__REQUIRED ACTION__.
Each record is to be copied exactly, with its pictures left behind.

__DATA SUPPLIED__.

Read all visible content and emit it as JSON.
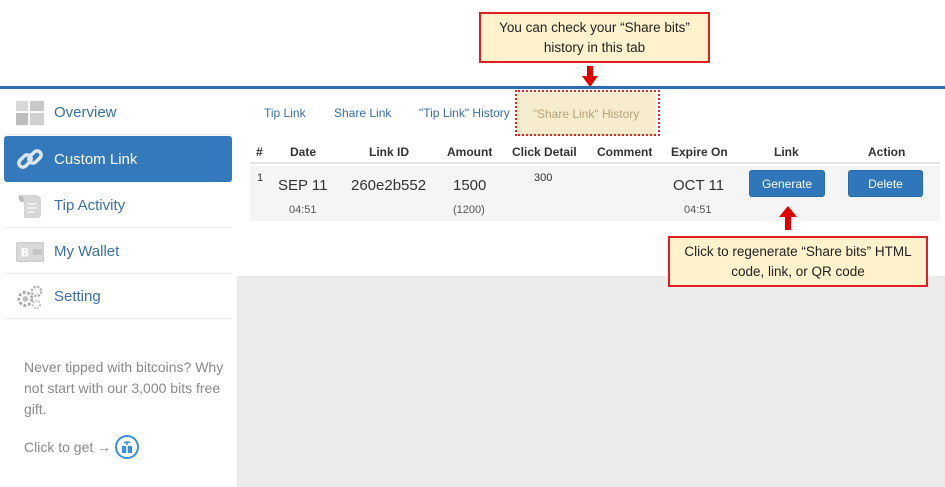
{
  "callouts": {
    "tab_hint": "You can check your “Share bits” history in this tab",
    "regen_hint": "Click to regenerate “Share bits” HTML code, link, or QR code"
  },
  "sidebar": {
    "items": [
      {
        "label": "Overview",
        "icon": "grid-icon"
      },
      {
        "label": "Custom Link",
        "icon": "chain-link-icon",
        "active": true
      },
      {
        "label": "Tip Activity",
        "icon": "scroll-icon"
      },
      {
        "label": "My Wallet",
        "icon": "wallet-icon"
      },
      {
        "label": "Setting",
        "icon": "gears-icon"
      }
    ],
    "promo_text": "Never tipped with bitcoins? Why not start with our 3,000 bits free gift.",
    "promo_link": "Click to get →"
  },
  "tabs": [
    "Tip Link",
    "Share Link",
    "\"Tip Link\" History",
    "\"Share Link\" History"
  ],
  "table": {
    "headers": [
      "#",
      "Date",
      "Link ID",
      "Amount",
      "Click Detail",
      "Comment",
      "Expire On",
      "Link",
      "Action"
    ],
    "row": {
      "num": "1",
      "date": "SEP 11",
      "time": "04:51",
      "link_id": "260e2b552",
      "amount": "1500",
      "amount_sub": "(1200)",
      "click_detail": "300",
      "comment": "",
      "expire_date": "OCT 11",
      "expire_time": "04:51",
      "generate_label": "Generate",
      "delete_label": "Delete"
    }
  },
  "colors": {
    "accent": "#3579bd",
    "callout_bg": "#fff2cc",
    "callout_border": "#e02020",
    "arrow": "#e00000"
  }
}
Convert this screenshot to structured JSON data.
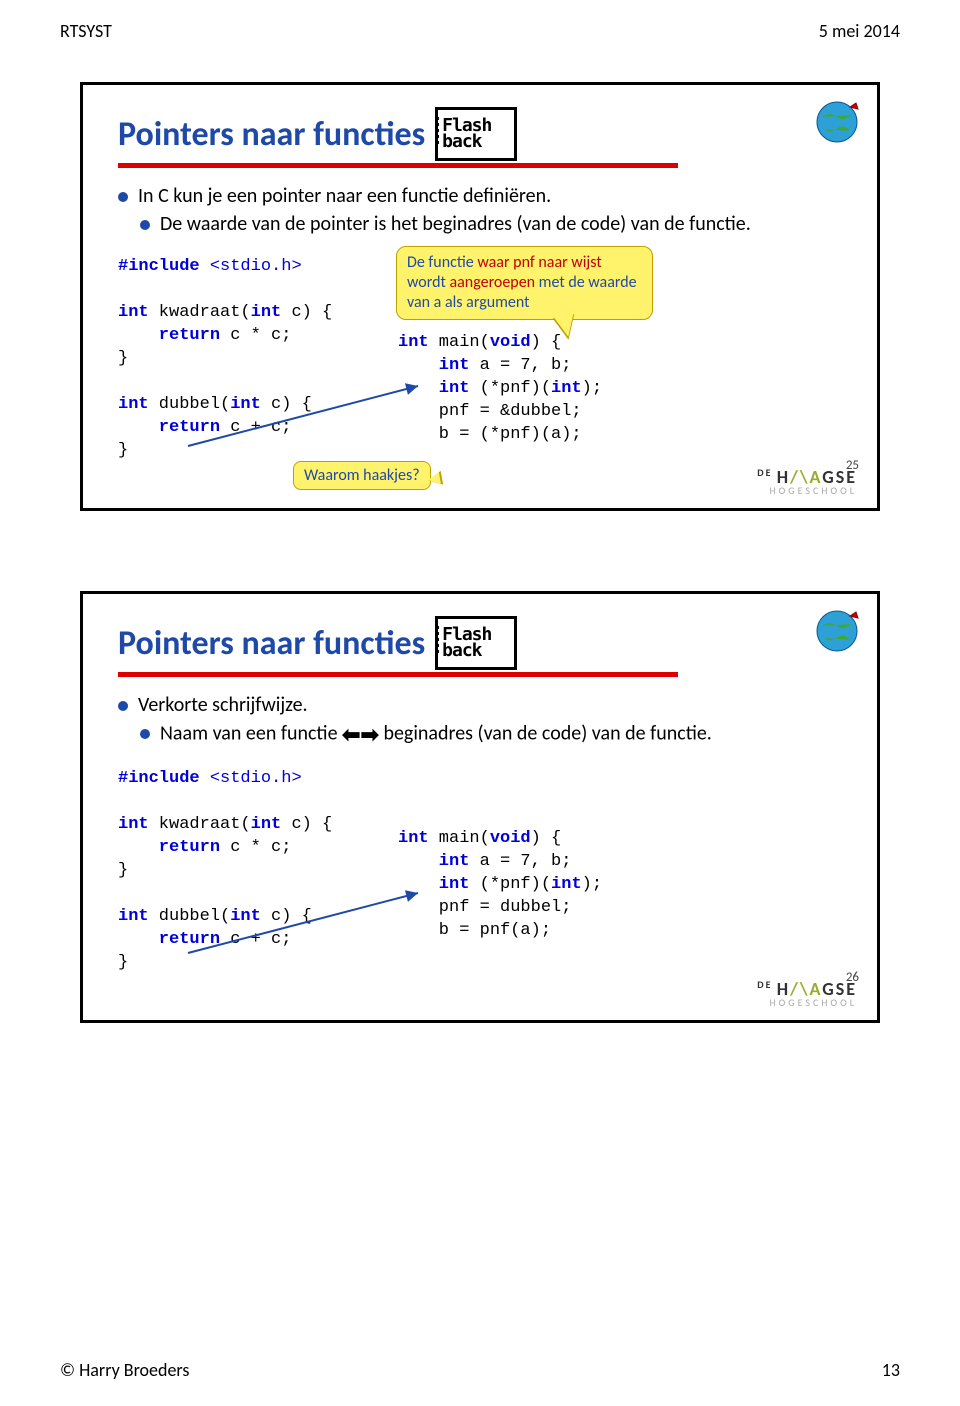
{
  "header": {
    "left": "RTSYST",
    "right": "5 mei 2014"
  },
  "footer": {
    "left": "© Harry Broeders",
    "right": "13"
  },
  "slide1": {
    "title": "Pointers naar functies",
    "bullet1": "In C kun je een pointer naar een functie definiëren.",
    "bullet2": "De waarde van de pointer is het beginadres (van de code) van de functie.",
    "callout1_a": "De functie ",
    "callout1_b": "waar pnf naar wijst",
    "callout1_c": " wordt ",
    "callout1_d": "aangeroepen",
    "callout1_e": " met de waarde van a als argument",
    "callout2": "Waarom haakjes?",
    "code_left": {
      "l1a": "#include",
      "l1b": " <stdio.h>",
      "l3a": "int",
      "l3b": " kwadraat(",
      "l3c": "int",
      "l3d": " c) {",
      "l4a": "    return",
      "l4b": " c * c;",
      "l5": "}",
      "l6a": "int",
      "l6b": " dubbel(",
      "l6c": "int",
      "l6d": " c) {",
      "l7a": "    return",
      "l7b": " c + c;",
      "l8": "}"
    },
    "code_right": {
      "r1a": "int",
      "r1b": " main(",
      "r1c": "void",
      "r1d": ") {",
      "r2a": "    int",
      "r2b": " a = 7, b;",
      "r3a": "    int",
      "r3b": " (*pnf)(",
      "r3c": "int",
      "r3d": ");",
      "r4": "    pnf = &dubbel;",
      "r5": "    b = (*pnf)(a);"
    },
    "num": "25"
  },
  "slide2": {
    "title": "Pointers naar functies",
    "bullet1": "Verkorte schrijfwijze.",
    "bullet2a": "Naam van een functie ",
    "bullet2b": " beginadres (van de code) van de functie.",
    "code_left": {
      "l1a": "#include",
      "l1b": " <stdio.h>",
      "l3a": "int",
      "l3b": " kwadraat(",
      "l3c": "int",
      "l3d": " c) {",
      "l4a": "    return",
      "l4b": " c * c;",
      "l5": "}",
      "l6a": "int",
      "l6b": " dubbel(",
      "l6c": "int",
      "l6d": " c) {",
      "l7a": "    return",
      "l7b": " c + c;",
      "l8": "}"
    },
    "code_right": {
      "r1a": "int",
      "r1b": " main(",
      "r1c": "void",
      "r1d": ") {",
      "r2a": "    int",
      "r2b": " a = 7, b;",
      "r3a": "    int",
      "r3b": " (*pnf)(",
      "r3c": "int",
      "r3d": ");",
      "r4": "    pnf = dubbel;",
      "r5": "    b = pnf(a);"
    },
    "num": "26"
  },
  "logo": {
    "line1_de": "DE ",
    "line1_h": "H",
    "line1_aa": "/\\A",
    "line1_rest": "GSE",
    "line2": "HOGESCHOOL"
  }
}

__RESULT OF THIS EXERCISE__.
Read all visible content and emit it as JSON.
{
  "callouts": {
    "tab_hint": "You can check your “Share bits” history in this tab",
    "regen_hint": "Click to regenerate “Share bits” HTML code, link, or QR code"
  },
  "sidebar": {
    "items": [
      {
        "label": "Overview",
        "icon": "grid-icon"
      },
      {
        "label": "Custom Link",
        "icon": "chain-link-icon",
        "active": true
      },
      {
        "label": "Tip Activity",
        "icon": "scroll-icon"
      },
      {
        "label": "My Wallet",
        "icon": "wallet-icon"
      },
      {
        "label": "Setting",
        "icon": "gears-icon"
      }
    ],
    "promo_text": "Never tipped with bitcoins? Why not start with our 3,000 bits free gift.",
    "promo_link": "Click to get →"
  },
  "tabs": [
    "Tip Link",
    "Share Link",
    "\"Tip Link\" History",
    "\"Share Link\" History"
  ],
  "table": {
    "headers": [
      "#",
      "Date",
      "Link ID",
      "Amount",
      "Click Detail",
      "Comment",
      "Expire On",
      "Link",
      "Action"
    ],
    "row": {
      "num": "1",
      "date": "SEP 11",
      "time": "04:51",
      "link_id": "260e2b552",
      "amount": "1500",
      "amount_sub": "(1200)",
      "click_detail": "300",
      "comment": "",
      "expire_date": "OCT 11",
      "expire_time": "04:51",
      "generate_label": "Generate",
      "delete_label": "Delete"
    }
  },
  "colors": {
    "accent": "#3579bd",
    "callout_bg": "#fff2cc",
    "callout_border": "#e02020",
    "arrow": "#e00000"
  }
}
Convert this screenshot to structured JSON data.
{
  "header": {
    "left": "RTSYST",
    "right": "5 mei 2014"
  },
  "footer": {
    "left": "© Harry Broeders",
    "right": "13"
  },
  "slide1": {
    "title": "Pointers naar functies",
    "bullet1": "In C kun je een pointer naar een functie definiëren.",
    "bullet2": "De waarde van de pointer is het beginadres (van de code) van de functie.",
    "callout1_a": "De functie ",
    "callout1_b": "waar pnf naar wijst",
    "callout1_c": " wordt ",
    "callout1_d": "aangeroepen",
    "callout1_e": " met de waarde van a als argument",
    "callout2": "Waarom haakjes?",
    "code_left": {
      "l1a": "#include",
      "l1b": " <stdio.h>",
      "l3a": "int",
      "l3b": " kwadraat(",
      "l3c": "int",
      "l3d": " c) {",
      "l4a": "    return",
      "l4b": " c * c;",
      "l5": "}",
      "l6a": "int",
      "l6b": " dubbel(",
      "l6c": "int",
      "l6d": " c) {",
      "l7a": "    return",
      "l7b": " c + c;",
      "l8": "}"
    },
    "code_right": {
      "r1a": "int",
      "r1b": " main(",
      "r1c": "void",
      "r1d": ") {",
      "r2a": "    int",
      "r2b": " a = 7, b;",
      "r3a": "    int",
      "r3b": " (*pnf)(",
      "r3c": "int",
      "r3d": ");",
      "r4": "    pnf = &dubbel;",
      "r5": "    b = (*pnf)(a);"
    },
    "num": "25"
  },
  "slide2": {
    "title": "Pointers naar functies",
    "bullet1": "Verkorte schrijfwijze.",
    "bullet2a": "Naam van een functie ",
    "bullet2b": " beginadres (van de code) van de functie.",
    "code_left": {
      "l1a": "#include",
      "l1b": " <stdio.h>",
      "l3a": "int",
      "l3b": " kwadraat(",
      "l3c": "int",
      "l3d": " c) {",
      "l4a": "    return",
      "l4b": " c * c;",
      "l5": "}",
      "l6a": "int",
      "l6b": " dubbel(",
      "l6c": "int",
      "l6d": " c) {",
      "l7a": "    return",
      "l7b": " c + c;",
      "l8": "}"
    },
    "code_right": {
      "r1a": "int",
      "r1b": " main(",
      "r1c": "void",
      "r1d": ") {",
      "r2a": "    int",
      "r2b": " a = 7, b;",
      "r3a": "    int",
      "r3b": " (*pnf)(",
      "r3c": "int",
      "r3d": ");",
      "r4": "    pnf = dubbel;",
      "r5": "    b = pnf(a);"
    },
    "num": "26"
  },
  "logo": {
    "line1_de": "DE ",
    "line1_h": "H",
    "line1_aa": "/\\A",
    "line1_rest": "GSE",
    "line2": "HOGESCHOOL"
  }
}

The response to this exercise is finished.